WHAT TO WORK ON:
Each entry below needs to be retyped exactly as given.

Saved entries
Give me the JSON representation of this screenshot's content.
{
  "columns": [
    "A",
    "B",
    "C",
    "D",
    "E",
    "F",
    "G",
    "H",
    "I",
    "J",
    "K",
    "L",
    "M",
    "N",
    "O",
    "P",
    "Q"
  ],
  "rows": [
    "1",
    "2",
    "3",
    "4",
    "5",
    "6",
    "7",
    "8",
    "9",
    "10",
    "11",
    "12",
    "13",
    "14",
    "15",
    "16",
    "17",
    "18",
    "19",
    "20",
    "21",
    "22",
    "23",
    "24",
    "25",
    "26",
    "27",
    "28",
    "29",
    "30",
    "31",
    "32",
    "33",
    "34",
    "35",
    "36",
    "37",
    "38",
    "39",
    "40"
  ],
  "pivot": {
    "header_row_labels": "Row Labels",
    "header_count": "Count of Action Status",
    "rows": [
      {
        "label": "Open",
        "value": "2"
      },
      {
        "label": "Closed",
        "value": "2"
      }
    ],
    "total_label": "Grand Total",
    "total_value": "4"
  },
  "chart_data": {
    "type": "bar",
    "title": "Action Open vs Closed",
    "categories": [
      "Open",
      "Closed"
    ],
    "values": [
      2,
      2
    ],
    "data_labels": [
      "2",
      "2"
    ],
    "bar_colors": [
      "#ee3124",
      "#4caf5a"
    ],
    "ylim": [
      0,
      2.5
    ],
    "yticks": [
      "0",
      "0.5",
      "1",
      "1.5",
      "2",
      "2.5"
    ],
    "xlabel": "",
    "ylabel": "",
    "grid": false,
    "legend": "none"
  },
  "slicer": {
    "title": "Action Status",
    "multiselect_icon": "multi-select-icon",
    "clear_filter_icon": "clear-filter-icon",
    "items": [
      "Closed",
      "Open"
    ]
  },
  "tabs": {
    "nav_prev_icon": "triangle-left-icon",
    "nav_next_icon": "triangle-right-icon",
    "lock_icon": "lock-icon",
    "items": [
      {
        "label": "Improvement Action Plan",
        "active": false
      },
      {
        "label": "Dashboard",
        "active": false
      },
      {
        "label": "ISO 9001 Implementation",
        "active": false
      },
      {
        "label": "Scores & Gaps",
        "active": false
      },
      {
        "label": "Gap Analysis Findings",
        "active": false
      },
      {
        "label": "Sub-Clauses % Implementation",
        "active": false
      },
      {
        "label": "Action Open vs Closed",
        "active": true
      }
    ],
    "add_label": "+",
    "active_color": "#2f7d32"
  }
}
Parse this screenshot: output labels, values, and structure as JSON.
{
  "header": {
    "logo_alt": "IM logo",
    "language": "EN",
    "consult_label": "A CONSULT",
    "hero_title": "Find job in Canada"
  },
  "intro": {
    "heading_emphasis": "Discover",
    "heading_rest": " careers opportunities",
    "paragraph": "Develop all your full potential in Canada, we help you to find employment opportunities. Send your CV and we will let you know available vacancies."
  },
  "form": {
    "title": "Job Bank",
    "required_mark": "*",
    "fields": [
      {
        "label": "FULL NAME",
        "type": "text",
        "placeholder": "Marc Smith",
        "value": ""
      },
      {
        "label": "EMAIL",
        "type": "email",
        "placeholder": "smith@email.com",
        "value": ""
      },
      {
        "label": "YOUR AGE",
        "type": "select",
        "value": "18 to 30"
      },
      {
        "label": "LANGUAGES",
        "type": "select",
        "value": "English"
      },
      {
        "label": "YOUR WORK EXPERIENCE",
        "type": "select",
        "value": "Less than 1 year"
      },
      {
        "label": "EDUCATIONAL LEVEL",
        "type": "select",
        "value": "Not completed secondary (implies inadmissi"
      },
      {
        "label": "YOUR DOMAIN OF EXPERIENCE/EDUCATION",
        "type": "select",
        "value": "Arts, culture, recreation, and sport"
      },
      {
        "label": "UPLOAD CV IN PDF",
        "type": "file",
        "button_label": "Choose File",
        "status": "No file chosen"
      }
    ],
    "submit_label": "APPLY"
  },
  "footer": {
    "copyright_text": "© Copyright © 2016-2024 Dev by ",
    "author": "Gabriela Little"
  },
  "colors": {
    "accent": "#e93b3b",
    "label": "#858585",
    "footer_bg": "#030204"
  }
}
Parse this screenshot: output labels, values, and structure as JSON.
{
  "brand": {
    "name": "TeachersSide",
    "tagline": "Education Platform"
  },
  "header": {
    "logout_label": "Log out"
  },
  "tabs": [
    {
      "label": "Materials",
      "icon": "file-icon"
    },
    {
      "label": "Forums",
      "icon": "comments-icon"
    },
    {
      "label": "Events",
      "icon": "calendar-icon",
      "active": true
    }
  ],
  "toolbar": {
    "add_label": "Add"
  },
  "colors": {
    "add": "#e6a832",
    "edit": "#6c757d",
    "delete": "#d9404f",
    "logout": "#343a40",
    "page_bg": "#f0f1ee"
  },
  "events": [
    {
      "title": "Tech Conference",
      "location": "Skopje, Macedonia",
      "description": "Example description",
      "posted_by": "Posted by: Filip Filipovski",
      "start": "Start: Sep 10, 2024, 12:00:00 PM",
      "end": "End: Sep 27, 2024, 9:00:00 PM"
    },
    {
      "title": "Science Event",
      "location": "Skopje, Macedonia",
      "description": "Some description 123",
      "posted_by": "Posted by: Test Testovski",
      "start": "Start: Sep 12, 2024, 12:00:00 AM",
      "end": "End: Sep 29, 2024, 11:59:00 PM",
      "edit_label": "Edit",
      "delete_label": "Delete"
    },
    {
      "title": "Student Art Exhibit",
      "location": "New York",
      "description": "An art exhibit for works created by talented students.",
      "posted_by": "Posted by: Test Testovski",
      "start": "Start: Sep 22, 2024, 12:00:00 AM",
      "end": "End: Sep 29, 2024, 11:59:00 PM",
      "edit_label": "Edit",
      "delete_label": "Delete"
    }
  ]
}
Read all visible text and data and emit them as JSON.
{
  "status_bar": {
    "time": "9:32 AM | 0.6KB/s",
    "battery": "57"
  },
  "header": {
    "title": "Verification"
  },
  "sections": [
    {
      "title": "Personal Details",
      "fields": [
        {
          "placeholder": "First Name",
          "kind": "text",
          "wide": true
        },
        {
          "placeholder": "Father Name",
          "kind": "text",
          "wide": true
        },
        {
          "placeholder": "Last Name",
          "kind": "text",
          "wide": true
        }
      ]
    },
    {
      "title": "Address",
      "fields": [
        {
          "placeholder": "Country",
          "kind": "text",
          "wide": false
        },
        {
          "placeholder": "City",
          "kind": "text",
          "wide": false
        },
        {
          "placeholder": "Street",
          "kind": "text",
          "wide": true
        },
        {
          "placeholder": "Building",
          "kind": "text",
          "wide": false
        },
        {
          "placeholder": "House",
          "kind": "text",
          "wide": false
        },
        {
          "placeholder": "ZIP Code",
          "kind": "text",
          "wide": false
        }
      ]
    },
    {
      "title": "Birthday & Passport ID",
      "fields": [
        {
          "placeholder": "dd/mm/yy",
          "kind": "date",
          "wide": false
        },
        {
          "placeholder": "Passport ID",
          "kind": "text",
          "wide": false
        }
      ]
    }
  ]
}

OUTPUT:
Give me the JSON representation of this screenshot's content.
{
  "columns": [
    "A",
    "B",
    "C",
    "D",
    "E",
    "F",
    "G",
    "H",
    "I",
    "J",
    "K",
    "L",
    "M",
    "N",
    "O",
    "P",
    "Q"
  ],
  "rows": [
    "1",
    "2",
    "3",
    "4",
    "5",
    "6",
    "7",
    "8",
    "9",
    "10",
    "11",
    "12",
    "13",
    "14",
    "15",
    "16",
    "17",
    "18",
    "19",
    "20",
    "21",
    "22",
    "23",
    "24",
    "25",
    "26",
    "27",
    "28",
    "29",
    "30",
    "31",
    "32",
    "33",
    "34",
    "35",
    "36",
    "37",
    "38",
    "39",
    "40"
  ],
  "pivot": {
    "header_row_labels": "Row Labels",
    "header_count": "Count of Action Status",
    "rows": [
      {
        "label": "Open",
        "value": "2"
      },
      {
        "label": "Closed",
        "value": "2"
      }
    ],
    "total_label": "Grand Total",
    "total_value": "4"
  },
  "chart_data": {
    "type": "bar",
    "title": "Action Open vs Closed",
    "categories": [
      "Open",
      "Closed"
    ],
    "values": [
      2,
      2
    ],
    "data_labels": [
      "2",
      "2"
    ],
    "bar_colors": [
      "#ee3124",
      "#4caf5a"
    ],
    "ylim": [
      0,
      2.5
    ],
    "yticks": [
      "0",
      "0.5",
      "1",
      "1.5",
      "2",
      "2.5"
    ],
    "xlabel": "",
    "ylabel": "",
    "grid": false,
    "legend": "none"
  },
  "slicer": {
    "title": "Action Status",
    "multiselect_icon": "multi-select-icon",
    "clear_filter_icon": "clear-filter-icon",
    "items": [
      "Closed",
      "Open"
    ]
  },
  "tabs": {
    "nav_prev_icon": "triangle-left-icon",
    "nav_next_icon": "triangle-right-icon",
    "lock_icon": "lock-icon",
    "items": [
      {
        "label": "Improvement Action Plan",
        "active": false
      },
      {
        "label": "Dashboard",
        "active": false
      },
      {
        "label": "ISO 9001 Implementation",
        "active": false
      },
      {
        "label": "Scores & Gaps",
        "active": false
      },
      {
        "label": "Gap Analysis Findings",
        "active": false
      },
      {
        "label": "Sub-Clauses % Implementation",
        "active": false
      },
      {
        "label": "Action Open vs Closed",
        "active": true
      }
    ],
    "add_label": "+",
    "active_color": "#2f7d32"
  }
}
Parse this screenshot: output labels, values, and structure as JSON.
{
  "header": {
    "logo_alt": "IM logo",
    "language": "EN",
    "consult_label": "A CONSULT",
    "hero_title": "Find job in Canada"
  },
  "intro": {
    "heading_emphasis": "Discover",
    "heading_rest": " careers opportunities",
    "paragraph": "Develop all your full potential in Canada, we help you to find employment opportunities. Send your CV and we will let you know available vacancies."
  },
  "form": {
    "title": "Job Bank",
    "required_mark": "*",
    "fields": [
      {
        "label": "FULL NAME",
        "type": "text",
        "placeholder": "Marc Smith",
        "value": ""
      },
      {
        "label": "EMAIL",
        "type": "email",
        "placeholder": "smith@email.com",
        "value": ""
      },
      {
        "label": "YOUR AGE",
        "type": "select",
        "value": "18 to 30"
      },
      {
        "label": "LANGUAGES",
        "type": "select",
        "value": "English"
      },
      {
        "label": "YOUR WORK EXPERIENCE",
        "type": "select",
        "value": "Less than 1 year"
      },
      {
        "label": "EDUCATIONAL LEVEL",
        "type": "select",
        "value": "Not completed secondary (implies inadmissi"
      },
      {
        "label": "YOUR DOMAIN OF EXPERIENCE/EDUCATION",
        "type": "select",
        "value": "Arts, culture, recreation, and sport"
      },
      {
        "label": "UPLOAD CV IN PDF",
        "type": "file",
        "button_label": "Choose File",
        "status": "No file chosen"
      }
    ],
    "submit_label": "APPLY"
  },
  "footer": {
    "copyright_text": "© Copyright © 2016-2024 Dev by ",
    "author": "Gabriela Little"
  },
  "colors": {
    "accent": "#e93b3b",
    "label": "#858585",
    "footer_bg": "#030204"
  }
}
Parse this screenshot: output labels, values, and structure as JSON.
{
  "brand": {
    "name": "TeachersSide",
    "tagline": "Education Platform"
  },
  "header": {
    "logout_label": "Log out"
  },
  "tabs": [
    {
      "label": "Materials",
      "icon": "file-icon"
    },
    {
      "label": "Forums",
      "icon": "comments-icon"
    },
    {
      "label": "Events",
      "icon": "calendar-icon",
      "active": true
    }
  ],
  "toolbar": {
    "add_label": "Add"
  },
  "colors": {
    "add": "#e6a832",
    "edit": "#6c757d",
    "delete": "#d9404f",
    "logout": "#343a40",
    "page_bg": "#f0f1ee"
  },
  "events": [
    {
      "title": "Tech Conference",
      "location": "Skopje, Macedonia",
      "description": "Example description",
      "posted_by": "Posted by: Filip Filipovski",
      "start": "Start: Sep 10, 2024, 12:00:00 PM",
      "end": "End: Sep 27, 2024, 9:00:00 PM"
    },
    {
      "title": "Science Event",
      "location": "Skopje, Macedonia",
      "description": "Some description 123",
      "posted_by": "Posted by: Test Testovski",
      "start": "Start: Sep 12, 2024, 12:00:00 AM",
      "end": "End: Sep 29, 2024, 11:59:00 PM",
      "edit_label": "Edit",
      "delete_label": "Delete"
    },
    {
      "title": "Student Art Exhibit",
      "location": "New York",
      "description": "An art exhibit for works created by talented students.",
      "posted_by": "Posted by: Test Testovski",
      "start": "Start: Sep 22, 2024, 12:00:00 AM",
      "end": "End: Sep 29, 2024, 11:59:00 PM",
      "edit_label": "Edit",
      "delete_label": "Delete"
    }
  ]
}
Read all visible text and data and emit them as JSON.
{
  "status_bar": {
    "time": "9:32 AM | 0.6KB/s",
    "battery": "57"
  },
  "header": {
    "title": "Verification"
  },
  "sections": [
    {
      "title": "Personal Details",
      "fields": [
        {
          "placeholder": "First Name",
          "kind": "text",
          "wide": true
        },
        {
          "placeholder": "Father Name",
          "kind": "text",
          "wide": true
        },
        {
          "placeholder": "Last Name",
          "kind": "text",
          "wide": true
        }
      ]
    },
    {
      "title": "Address",
      "fields": [
        {
          "placeholder": "Country",
          "kind": "text",
          "wide": false
        },
        {
          "placeholder": "City",
          "kind": "text",
          "wide": false
        },
        {
          "placeholder": "Street",
          "kind": "text",
          "wide": true
        },
        {
          "placeholder": "Building",
          "kind": "text",
          "wide": false
        },
        {
          "placeholder": "House",
          "kind": "text",
          "wide": false
        },
        {
          "placeholder": "ZIP Code",
          "kind": "text",
          "wide": false
        }
      ]
    },
    {
      "title": "Birthday & Passport ID",
      "fields": [
        {
          "placeholder": "dd/mm/yy",
          "kind": "date",
          "wide": false
        },
        {
          "placeholder": "Passport ID",
          "kind": "text",
          "wide": false
        }
      ]
    }
  ]
}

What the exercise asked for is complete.